WORK TO BE COMPLETED:
Report each line of the records below that holds the word "trans".

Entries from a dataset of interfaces
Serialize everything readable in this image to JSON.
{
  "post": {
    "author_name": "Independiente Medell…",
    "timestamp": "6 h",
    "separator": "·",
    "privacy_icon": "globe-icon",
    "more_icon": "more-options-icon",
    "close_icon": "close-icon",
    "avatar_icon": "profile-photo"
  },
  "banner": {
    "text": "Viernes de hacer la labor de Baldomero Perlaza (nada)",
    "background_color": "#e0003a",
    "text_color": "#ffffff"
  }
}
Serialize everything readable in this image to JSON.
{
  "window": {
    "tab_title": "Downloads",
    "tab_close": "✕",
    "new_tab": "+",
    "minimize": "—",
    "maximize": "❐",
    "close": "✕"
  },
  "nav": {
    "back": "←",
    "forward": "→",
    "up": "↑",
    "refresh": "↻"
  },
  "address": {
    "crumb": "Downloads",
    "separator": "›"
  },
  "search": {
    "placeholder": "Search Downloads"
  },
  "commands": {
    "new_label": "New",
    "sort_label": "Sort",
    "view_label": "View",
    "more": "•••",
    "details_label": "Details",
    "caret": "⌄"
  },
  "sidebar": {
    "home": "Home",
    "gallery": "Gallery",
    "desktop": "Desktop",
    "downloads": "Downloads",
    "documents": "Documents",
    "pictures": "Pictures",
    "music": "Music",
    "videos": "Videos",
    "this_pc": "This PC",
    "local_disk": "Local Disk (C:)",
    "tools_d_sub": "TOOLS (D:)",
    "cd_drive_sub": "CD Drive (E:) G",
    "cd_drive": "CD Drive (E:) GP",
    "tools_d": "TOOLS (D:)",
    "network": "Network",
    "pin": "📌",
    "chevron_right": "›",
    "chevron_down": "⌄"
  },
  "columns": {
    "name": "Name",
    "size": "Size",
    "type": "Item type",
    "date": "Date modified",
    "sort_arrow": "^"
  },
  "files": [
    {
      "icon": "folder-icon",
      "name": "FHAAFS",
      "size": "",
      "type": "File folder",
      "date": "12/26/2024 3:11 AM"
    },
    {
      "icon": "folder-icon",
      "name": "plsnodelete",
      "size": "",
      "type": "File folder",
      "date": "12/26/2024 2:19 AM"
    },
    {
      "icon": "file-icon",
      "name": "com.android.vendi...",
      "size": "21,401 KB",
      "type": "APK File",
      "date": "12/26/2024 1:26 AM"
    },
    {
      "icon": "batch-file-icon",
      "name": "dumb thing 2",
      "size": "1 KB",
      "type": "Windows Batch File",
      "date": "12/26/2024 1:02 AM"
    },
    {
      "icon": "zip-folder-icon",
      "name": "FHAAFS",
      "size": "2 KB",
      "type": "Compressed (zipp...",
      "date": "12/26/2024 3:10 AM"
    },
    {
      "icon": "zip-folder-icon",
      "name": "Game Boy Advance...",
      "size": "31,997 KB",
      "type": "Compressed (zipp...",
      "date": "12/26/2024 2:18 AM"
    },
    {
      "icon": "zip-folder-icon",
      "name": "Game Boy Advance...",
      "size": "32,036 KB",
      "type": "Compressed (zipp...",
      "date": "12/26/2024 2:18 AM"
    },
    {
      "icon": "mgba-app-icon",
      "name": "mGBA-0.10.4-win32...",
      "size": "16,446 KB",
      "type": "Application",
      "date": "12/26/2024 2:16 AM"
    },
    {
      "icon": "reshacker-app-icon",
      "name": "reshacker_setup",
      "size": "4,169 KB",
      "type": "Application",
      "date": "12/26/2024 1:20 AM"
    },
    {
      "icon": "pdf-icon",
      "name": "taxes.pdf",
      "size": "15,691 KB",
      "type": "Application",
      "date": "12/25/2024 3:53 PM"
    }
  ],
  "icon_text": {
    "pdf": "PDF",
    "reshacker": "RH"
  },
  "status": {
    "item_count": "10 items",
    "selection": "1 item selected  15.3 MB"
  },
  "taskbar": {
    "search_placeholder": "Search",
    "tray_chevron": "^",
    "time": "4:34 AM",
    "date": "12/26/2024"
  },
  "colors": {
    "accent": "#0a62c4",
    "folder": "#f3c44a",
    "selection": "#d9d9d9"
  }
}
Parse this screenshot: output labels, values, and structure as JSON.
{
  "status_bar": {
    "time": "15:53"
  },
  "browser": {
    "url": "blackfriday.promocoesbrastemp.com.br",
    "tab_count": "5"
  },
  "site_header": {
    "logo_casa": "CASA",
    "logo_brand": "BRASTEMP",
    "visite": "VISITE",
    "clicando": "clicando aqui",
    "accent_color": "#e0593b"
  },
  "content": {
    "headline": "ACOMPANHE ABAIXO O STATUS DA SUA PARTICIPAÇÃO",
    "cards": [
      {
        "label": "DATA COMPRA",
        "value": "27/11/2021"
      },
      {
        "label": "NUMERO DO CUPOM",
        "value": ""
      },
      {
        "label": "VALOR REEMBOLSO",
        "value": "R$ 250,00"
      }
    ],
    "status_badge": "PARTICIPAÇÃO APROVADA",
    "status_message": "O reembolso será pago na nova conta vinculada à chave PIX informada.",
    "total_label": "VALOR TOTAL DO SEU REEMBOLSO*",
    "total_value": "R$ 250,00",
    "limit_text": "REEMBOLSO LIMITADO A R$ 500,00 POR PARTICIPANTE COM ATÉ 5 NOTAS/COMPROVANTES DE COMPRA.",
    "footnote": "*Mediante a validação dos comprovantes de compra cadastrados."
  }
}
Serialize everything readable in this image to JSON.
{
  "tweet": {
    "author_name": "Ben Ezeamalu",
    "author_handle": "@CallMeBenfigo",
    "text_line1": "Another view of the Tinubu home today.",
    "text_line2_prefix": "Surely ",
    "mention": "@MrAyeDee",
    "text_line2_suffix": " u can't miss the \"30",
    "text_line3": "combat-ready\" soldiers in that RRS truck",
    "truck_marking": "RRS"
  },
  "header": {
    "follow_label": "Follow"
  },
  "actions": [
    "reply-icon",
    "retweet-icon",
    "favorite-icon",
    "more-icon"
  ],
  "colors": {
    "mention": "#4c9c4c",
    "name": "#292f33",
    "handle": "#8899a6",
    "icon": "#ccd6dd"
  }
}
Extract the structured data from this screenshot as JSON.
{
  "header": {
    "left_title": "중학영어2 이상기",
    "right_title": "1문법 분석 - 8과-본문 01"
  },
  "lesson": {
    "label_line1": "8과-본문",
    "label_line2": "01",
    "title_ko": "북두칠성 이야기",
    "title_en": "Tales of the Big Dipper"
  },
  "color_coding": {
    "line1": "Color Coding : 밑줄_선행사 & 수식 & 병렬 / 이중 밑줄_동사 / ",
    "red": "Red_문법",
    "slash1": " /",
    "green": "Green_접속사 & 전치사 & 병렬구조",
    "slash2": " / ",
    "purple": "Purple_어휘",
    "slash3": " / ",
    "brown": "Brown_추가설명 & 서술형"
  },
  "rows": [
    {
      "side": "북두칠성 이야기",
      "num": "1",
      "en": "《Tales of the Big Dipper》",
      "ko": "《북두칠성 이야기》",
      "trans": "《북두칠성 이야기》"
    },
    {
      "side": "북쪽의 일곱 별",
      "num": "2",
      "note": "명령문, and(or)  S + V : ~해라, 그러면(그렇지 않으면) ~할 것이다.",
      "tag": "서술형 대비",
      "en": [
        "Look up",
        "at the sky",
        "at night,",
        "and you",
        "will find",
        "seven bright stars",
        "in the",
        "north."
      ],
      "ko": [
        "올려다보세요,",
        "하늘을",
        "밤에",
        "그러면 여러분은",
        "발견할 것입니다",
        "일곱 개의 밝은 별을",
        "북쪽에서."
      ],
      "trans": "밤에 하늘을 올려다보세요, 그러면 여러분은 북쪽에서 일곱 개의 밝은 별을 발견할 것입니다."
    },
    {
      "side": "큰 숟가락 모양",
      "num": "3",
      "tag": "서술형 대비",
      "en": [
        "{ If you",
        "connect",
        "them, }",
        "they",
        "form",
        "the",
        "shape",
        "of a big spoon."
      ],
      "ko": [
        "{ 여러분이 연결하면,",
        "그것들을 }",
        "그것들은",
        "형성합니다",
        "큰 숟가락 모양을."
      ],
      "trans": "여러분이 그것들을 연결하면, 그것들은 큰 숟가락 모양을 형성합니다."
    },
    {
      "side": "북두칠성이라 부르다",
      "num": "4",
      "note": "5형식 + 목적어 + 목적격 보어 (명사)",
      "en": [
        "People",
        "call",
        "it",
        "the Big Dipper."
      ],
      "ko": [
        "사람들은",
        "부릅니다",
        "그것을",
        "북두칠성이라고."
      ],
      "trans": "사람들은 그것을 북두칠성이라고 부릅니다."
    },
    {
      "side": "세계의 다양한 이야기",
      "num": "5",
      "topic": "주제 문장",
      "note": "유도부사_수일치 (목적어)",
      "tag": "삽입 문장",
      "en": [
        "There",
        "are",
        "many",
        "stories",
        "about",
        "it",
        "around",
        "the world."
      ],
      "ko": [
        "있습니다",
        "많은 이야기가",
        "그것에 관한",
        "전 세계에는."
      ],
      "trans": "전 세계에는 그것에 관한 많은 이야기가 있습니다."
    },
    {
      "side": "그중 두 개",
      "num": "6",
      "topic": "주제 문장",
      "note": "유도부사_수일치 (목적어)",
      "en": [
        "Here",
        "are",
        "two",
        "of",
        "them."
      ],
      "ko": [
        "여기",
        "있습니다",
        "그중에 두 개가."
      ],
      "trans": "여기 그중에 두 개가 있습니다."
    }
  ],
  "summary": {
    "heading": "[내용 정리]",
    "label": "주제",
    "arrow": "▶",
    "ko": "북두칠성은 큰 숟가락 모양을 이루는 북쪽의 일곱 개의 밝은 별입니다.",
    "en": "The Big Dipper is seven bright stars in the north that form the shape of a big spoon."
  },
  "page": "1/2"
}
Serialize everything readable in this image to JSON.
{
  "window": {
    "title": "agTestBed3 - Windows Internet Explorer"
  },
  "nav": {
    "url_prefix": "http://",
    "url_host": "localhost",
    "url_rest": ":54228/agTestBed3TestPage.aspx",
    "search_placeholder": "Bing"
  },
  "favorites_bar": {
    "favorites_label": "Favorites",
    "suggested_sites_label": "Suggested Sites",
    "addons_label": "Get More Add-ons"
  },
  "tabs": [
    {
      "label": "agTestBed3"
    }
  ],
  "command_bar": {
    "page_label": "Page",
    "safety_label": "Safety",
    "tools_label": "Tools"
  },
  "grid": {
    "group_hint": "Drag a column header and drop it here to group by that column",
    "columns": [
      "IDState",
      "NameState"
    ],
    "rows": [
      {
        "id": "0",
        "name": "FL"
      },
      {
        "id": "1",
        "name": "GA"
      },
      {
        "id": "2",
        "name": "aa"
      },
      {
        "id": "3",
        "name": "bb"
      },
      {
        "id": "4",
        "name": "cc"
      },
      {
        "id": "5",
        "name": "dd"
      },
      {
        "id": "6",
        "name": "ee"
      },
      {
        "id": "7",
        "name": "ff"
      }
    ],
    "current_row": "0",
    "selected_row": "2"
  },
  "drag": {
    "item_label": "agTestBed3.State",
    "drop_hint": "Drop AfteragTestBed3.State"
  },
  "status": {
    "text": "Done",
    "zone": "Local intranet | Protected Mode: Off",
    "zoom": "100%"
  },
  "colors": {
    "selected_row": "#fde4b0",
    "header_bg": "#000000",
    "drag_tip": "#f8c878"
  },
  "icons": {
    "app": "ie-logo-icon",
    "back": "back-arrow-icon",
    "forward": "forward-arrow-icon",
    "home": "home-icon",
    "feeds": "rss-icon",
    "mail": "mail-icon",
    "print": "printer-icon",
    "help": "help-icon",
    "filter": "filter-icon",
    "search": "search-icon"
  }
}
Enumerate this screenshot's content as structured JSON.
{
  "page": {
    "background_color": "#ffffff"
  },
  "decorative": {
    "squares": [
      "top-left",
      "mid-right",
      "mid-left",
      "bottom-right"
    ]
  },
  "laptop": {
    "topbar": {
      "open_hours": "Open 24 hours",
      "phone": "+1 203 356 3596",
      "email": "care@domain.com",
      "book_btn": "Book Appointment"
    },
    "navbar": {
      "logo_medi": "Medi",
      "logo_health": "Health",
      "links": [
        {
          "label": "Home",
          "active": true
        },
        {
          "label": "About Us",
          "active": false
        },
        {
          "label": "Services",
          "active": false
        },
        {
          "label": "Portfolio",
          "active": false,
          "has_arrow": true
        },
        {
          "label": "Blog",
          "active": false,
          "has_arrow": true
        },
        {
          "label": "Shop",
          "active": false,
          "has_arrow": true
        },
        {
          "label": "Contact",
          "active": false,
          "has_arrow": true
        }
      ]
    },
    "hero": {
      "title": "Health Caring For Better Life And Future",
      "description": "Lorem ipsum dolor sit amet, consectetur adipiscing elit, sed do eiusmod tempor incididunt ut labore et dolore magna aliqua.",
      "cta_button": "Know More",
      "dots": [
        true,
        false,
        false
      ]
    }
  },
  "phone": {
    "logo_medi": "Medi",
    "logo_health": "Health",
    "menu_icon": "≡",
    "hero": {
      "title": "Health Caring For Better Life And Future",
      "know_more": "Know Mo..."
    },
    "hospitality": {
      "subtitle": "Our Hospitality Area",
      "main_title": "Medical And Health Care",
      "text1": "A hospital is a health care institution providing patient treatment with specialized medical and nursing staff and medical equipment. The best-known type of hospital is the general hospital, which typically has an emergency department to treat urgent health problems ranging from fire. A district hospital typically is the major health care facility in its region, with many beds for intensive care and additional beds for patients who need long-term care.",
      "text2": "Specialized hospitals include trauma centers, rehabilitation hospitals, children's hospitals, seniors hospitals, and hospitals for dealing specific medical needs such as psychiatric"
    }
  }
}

EXERCISE SOLUTION:
      "trans": "《북두칠성 이야기》"
      "trans": "밤에 하늘을 올려다보세요, 그러면 여러분은 북쪽에서 일곱 개의 밝은 별을 발견할 것입니다."
      "trans": "여러분이 그것들을 연결하면, 그것들은 큰 숟가락 모양을 형성합니다."
      "trans": "사람들은 그것을 북두칠성이라고 부릅니다."
      "trans": "전 세계에는 그것에 관한 많은 이야기가 있습니다."
      "trans": "여기 그중에 두 개가 있습니다."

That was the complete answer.